Vancouver-Nanaimo foot passenger ferry service delayed at least another year

Times Colonist


The loss of an investor will delay a Vancouver Island-Lower Mainland foot-passenger ferry service for at least another year.

Island Ferry Service, which once again hoped this would be the year they would start service between Nanaimo and Vancouver, has announced they will not be in service until 2020 at the earliest.

One of two Island Ferries vessels being built in Singapore. Photo by Island Ferries

“We won’t be running this summer, that’s for darn sure,” said director of operations Dave Marshall. “The ships wouldn’t be here in time anyway, and we need to work on the terminals, and none of that will happen until we have financing in place.”

If that sounds like a familiar refrain, it is. At least twice in the last five years, the company has said a final piece of financing would be necessary for their project to hit the seas. In 2014 and 2017, Marshall said passenger ferry service was imminent; it just needed more money.

This year the company said it lost an investor in early April, and they have yet to replace that pledge of money.

“Once again, we find ourselves looking for a piece of financing,” he said.

He said it is a “tough slog” to raise capital as they are a start-up and trying to break into a market where their biggest competitor is BC Ferries.

Marshall would not say how much money they are looking for, but he estimates they are 80 to 85 per cent toward their goal.

There are 32 seed investors and one major investor, who Marshall said confirmed participation in the project this spring. “We literally have all the pieces in place,” he said, noting they have come to financial terms and conditions with both the Port of Nanaimo and TransLink in Vancouver.

But the company still needs ships. They have planned to have two $20-million catamarans for the service, each able to carry as many as 450 passengers. They intend to travel with no more than 376 for comfort, and estimate getting from one terminal to the other in about 70 minutes.

Marshall said they have contracts in place with a shipyard for the vessels. “Damen [Shipyard in Singapore] builds them as stock vessels. They currently have four under construction and sell them as customers come along,” he said. The company has paid a $2.25 million deposit, he said.

The money the company is trying to raise is to cover taking delivery of the vessels, operating costs, terminal upgrade costs and reserves for maintenance and fuel among other things.

Marshall said he is confident 2020 is the year they start the service.

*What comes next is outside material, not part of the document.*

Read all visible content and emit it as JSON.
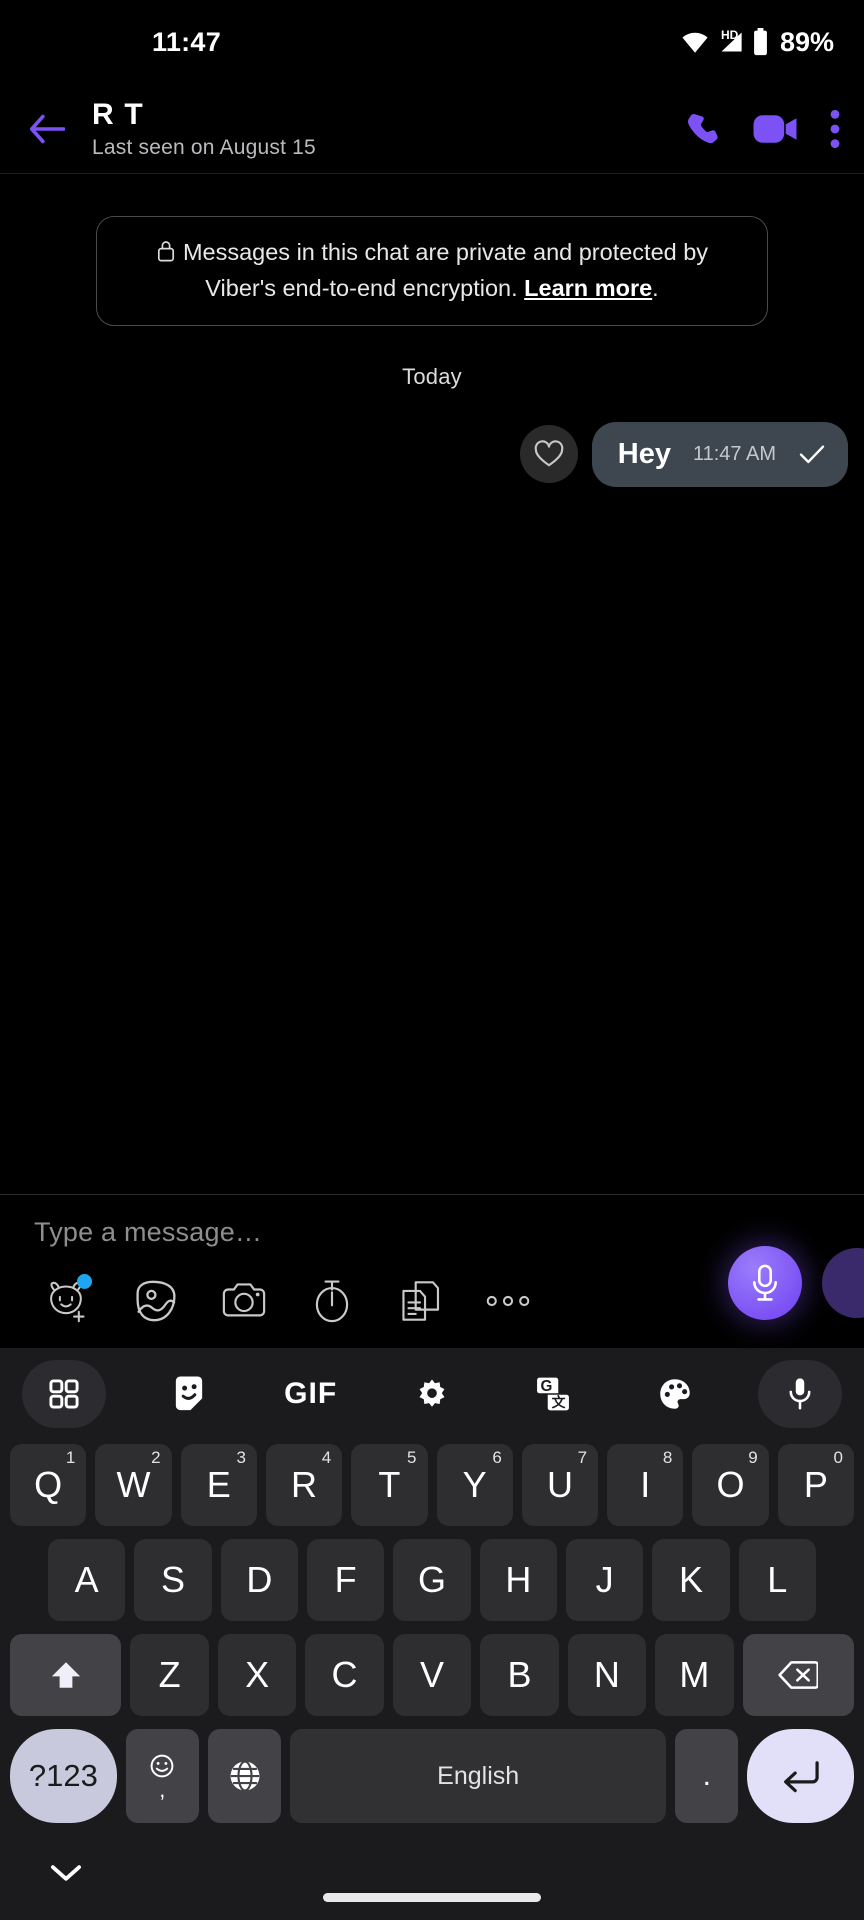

“We will be running next year,” he said. “I’ve already bet a fair amount of money on it. I’ve invested a fair amount of money in this and I’m happy with that investment.

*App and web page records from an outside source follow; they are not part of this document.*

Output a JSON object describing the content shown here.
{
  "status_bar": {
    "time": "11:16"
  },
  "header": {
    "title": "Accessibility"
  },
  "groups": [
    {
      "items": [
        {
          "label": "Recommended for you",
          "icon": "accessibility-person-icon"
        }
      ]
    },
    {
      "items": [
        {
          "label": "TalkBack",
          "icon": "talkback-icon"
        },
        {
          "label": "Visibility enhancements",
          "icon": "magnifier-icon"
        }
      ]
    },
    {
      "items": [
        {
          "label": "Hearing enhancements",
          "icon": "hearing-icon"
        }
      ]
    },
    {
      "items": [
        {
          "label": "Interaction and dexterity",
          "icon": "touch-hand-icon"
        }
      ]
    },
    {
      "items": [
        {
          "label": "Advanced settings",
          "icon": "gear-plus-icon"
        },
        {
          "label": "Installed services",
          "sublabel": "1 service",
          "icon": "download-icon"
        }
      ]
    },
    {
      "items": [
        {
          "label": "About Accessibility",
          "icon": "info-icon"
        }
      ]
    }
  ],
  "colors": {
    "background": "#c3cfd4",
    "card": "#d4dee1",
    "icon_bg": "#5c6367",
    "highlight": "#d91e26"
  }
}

“I wish it was paying out now, but I’m comfortable with where we are going to be.”